Freo keen to realise port potential

17/02/2020 - 13:44


Upgrade your subscription to use this feature.

A long-term vision to create a world-class destination at Victoria Quay is close to being unveiled.

Freo keen to realise port potential
Waterfront land at Victoria Quay has the potential to become a serious drawcard for WA. Photo: Fremantle Ports

A long-term vision to create a world-class destination at Victoria Quay is close to being unveiled.

While there is much debate and conjecture over the future of Fremantle Port as the state’s main import-export facility, a development plan is being formulated to better capitalise on the tourism, hospitality and commercial potential of the south side of the port.

Early last year, the state government put in place a steering committee to create a plan for development of Victoria Quay, featuring high-level representation from DevelopmentWA, the City of Fremantle, Fremantle Ports, the Department of Transport, the Fremantle Chamber of Commerce and Tourism WA, among other organisations.

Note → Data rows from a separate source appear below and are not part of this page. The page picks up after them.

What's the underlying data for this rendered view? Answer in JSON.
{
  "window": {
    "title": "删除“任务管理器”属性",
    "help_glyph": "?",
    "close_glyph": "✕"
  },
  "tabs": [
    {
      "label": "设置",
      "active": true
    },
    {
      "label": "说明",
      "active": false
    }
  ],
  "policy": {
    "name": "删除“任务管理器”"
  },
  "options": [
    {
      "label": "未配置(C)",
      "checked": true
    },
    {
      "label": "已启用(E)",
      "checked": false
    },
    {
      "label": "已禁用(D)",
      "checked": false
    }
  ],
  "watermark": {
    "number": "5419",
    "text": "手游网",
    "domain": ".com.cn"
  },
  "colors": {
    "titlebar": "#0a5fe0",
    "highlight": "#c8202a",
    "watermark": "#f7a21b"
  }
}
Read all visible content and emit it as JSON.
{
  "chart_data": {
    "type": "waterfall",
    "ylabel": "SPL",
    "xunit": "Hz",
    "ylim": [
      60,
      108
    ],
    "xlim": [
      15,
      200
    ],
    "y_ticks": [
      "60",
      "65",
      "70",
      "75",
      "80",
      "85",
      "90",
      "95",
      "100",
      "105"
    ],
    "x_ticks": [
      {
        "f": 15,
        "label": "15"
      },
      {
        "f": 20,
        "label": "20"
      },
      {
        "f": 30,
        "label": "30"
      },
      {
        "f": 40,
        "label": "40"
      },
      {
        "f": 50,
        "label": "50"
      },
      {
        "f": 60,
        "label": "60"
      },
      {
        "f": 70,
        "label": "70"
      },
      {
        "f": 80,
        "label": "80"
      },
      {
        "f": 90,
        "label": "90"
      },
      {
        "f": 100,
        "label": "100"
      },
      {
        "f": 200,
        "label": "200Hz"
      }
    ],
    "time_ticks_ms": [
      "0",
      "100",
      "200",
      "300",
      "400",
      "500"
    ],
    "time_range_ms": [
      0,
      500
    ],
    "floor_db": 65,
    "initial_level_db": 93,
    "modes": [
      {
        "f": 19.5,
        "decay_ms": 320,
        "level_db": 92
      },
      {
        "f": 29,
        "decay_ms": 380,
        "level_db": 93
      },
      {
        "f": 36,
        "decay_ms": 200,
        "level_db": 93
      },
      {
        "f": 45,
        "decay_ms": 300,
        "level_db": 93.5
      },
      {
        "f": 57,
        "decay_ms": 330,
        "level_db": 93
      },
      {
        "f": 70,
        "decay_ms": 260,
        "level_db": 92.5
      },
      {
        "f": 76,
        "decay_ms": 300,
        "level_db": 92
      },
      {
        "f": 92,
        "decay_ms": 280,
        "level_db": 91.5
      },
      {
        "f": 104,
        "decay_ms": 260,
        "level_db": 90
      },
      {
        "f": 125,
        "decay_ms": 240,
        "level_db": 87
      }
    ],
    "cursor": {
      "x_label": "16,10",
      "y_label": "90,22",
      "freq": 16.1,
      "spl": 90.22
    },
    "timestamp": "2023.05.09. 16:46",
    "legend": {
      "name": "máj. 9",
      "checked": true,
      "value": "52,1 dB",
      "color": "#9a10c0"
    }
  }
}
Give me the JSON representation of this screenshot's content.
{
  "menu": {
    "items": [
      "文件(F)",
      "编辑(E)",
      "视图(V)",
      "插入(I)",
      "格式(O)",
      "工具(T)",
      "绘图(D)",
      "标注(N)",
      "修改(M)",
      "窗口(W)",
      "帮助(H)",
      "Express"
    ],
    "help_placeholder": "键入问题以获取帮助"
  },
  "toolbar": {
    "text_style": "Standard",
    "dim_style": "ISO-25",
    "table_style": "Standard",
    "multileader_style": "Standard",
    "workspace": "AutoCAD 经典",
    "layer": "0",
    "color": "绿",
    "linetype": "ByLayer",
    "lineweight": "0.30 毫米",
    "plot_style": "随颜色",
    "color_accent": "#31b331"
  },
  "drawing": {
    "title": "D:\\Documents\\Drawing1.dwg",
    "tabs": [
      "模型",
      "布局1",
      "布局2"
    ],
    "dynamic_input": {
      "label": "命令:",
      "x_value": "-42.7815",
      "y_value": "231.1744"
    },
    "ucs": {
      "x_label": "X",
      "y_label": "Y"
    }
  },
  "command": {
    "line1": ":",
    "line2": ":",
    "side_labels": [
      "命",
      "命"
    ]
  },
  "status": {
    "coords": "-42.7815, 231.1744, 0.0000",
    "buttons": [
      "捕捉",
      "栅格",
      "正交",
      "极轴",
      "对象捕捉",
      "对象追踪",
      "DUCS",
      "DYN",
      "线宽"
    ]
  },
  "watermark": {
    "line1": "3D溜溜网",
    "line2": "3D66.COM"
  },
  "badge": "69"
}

The group has been tasked with identifying potential development precincts and integrating them with the working port, while also providing a better link to the Fremantle town centre.

(click here to read a PDF version of the full special report)

A comprehensive redevelopment of Victoria Quay has been a long time coming, after financial services company ING shelved a $350 million proposal to create a commercial and residential precinct in 2010.

In more recent years, Fremantle Ports has initiated a strategy to change Victoria Quay from its primary function as a pick-up, drop-off point for freight and passengers. The evolution of the area would include a diverse arts and hospitality destination, with activities such as outdoor markets, art exhibitions and pop-up bars and concerts enhancing its recreational offering.

City of Fremantle Mayor Brad Pettitt told Business News the city’s council held a long-term vision of freeing up the southern side of the port, with its current use not close to the highest and best use for the waterfront land.

“The council’s vision is to have a working port continuing for the foreseeable future on the north side, being a container port, but then whatever you build would have to be compatible with that,” Dr Pettitt said.

“But certainly it would be a mixed-use precinct, we would like to see some hospitality and some functions like museums or galleries alongside residential and office. 

“These sorts of precincts only really work well when they have got a good mix of uses, that’s the international experience.”

Dr Pettitt said a big focus of any redevelopment of Victoria Quay would be to enhance the arrivals experience for cruise ship travellers, following a $3.25 million refurbishment of the Fremantle Passenger Terminal in 2018.

“At the moment you’ve got an absolutely stunning, heritage-listed 1960s passenger terminal, which is beautiful on the inside, but as soon as you step outside you are suddenly in this weird, stark, glary sea of cars and there’s a lack of wayfinding for how to make your way into Fremantle as well,” he said.

“Instead of coming into that, imagine coming into a series of bars and restaurants overlooking the port, hotel accommodation and the like, and some retail even in that precinct. 

“You could really have a great arrivals point that leads people into Fremantle, both from a tourism point of view for cruise ship arrivals, but also as an attractor for people to come down and have a really unique experience.

“That’s why part of our vision is keeping the container port on the north side. I think this offers a globally unique experience.” 

A spokesperson for Fremantle MLA Simone McGurk, the chair of the steering committee, said the group’s findings from its first year of discussions would be revealed in coming months.


Subscription Options